- Exercise prompt -
Go through the listing below, count the lines that contain "date", and state the number alone.

- Dataset -
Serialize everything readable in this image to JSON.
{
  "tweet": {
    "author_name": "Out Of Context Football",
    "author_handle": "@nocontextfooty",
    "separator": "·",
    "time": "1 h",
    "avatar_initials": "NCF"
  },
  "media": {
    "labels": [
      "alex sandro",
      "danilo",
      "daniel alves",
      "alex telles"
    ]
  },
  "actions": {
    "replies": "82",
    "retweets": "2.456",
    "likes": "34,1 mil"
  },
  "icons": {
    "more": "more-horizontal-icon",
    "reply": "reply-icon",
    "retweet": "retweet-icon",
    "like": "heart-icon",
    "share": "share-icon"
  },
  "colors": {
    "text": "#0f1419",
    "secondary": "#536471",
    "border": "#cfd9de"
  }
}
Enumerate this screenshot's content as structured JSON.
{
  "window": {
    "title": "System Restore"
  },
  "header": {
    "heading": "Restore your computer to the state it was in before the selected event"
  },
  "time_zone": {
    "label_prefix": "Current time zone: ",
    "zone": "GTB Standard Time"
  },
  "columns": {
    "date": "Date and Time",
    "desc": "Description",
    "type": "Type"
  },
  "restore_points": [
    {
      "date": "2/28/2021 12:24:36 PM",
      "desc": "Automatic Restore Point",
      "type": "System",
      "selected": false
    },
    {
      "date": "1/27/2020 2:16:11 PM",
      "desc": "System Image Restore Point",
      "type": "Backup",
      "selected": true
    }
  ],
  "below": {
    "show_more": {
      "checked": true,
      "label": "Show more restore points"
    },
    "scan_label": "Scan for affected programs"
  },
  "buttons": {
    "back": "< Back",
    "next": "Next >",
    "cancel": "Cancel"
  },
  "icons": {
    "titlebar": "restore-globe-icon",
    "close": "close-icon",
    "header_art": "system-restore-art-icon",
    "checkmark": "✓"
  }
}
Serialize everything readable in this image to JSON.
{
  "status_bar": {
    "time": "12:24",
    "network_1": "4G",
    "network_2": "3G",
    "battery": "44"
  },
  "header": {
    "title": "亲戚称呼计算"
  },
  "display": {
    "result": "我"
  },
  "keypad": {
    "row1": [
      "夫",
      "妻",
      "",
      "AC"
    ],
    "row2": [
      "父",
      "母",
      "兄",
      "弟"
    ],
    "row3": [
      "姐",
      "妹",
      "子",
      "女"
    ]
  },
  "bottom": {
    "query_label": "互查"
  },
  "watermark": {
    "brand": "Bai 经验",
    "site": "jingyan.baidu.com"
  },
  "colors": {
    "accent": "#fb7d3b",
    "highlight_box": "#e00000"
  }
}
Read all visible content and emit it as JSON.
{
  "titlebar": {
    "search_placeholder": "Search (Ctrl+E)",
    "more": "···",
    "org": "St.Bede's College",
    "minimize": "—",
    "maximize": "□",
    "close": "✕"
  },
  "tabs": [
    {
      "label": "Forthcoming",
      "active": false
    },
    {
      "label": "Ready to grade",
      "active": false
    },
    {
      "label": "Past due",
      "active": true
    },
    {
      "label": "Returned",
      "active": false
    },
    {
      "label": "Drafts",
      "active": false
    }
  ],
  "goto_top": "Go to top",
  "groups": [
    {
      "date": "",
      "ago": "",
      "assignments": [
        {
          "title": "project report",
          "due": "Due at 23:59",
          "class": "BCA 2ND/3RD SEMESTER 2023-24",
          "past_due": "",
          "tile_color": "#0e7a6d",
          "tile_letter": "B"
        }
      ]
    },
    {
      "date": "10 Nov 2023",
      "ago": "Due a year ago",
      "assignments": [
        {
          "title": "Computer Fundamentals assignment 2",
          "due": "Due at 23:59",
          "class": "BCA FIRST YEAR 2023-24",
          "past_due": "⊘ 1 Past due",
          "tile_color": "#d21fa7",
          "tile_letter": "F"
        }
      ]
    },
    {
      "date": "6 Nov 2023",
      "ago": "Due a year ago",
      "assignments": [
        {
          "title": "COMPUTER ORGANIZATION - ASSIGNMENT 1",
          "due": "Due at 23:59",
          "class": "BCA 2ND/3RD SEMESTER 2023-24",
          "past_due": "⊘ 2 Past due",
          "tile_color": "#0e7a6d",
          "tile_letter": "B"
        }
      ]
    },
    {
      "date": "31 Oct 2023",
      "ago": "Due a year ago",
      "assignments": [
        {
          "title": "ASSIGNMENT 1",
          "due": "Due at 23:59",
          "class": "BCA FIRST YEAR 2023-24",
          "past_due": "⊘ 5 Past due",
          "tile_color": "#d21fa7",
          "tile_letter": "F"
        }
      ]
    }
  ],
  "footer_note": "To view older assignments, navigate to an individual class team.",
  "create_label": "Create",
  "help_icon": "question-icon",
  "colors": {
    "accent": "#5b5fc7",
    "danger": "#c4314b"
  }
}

- Result of the exercise -
7